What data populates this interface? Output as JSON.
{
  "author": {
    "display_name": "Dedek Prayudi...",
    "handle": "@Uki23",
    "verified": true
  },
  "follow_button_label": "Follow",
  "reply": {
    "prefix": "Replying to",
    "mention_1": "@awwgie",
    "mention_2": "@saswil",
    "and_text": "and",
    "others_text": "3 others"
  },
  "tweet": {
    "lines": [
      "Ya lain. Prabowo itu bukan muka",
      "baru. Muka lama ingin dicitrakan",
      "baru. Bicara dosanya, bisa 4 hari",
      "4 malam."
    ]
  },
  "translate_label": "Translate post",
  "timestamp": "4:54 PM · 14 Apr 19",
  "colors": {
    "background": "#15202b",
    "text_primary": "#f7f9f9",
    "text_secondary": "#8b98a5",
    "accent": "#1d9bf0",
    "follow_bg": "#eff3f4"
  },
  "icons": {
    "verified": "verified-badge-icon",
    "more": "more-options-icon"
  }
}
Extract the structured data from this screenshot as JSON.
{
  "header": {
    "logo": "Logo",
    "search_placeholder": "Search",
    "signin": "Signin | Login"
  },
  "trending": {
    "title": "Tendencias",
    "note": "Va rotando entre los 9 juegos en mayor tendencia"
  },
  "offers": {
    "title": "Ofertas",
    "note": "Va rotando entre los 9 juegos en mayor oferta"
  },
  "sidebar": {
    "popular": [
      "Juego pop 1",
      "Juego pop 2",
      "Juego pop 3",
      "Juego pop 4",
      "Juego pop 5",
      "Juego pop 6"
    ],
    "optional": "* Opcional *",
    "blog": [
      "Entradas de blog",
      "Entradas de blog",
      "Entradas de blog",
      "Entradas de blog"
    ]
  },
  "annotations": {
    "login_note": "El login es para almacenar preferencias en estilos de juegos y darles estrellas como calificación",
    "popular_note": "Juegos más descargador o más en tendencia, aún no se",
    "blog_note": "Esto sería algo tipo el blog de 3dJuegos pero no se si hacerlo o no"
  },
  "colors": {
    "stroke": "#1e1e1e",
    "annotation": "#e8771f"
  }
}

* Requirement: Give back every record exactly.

* Answer to the exercise:
What data populates this interface? Output as JSON.
{
  "author": {
    "display_name": "Dedek Prayudi...",
    "handle": "@Uki23",
    "verified": true
  },
  "follow_button_label": "Follow",
  "reply": {
    "prefix": "Replying to",
    "mention_1": "@awwgie",
    "mention_2": "@saswil",
    "and_text": "and",
    "others_text": "3 others"
  },
  "tweet": {
    "lines": [
      "Ya lain. Prabowo itu bukan muka",
      "baru. Muka lama ingin dicitrakan",
      "baru. Bicara dosanya, bisa 4 hari",
      "4 malam."
    ]
  },
  "translate_label": "Translate post",
  "timestamp": "4:54 PM · 14 Apr 19",
  "colors": {
    "background": "#15202b",
    "text_primary": "#f7f9f9",
    "text_secondary": "#8b98a5",
    "accent": "#1d9bf0",
    "follow_bg": "#eff3f4"
  },
  "icons": {
    "verified": "verified-badge-icon",
    "more": "more-options-icon"
  }
}
Extract the structured data from this screenshot as JSON.
{
  "header": {
    "logo": "Logo",
    "search_placeholder": "Search",
    "signin": "Signin | Login"
  },
  "trending": {
    "title": "Tendencias",
    "note": "Va rotando entre los 9 juegos en mayor tendencia"
  },
  "offers": {
    "title": "Ofertas",
    "note": "Va rotando entre los 9 juegos en mayor oferta"
  },
  "sidebar": {
    "popular": [
      "Juego pop 1",
      "Juego pop 2",
      "Juego pop 3",
      "Juego pop 4",
      "Juego pop 5",
      "Juego pop 6"
    ],
    "optional": "* Opcional *",
    "blog": [
      "Entradas de blog",
      "Entradas de blog",
      "Entradas de blog",
      "Entradas de blog"
    ]
  },
  "annotations": {
    "login_note": "El login es para almacenar preferencias en estilos de juegos y darles estrellas como calificación",
    "popular_note": "Juegos más descargador o más en tendencia, aún no se",
    "blog_note": "Esto sería algo tipo el blog de 3dJuegos pero no se si hacerlo o no"
  },
  "colors": {
    "stroke": "#1e1e1e",
    "annotation": "#e8771f"
  }
}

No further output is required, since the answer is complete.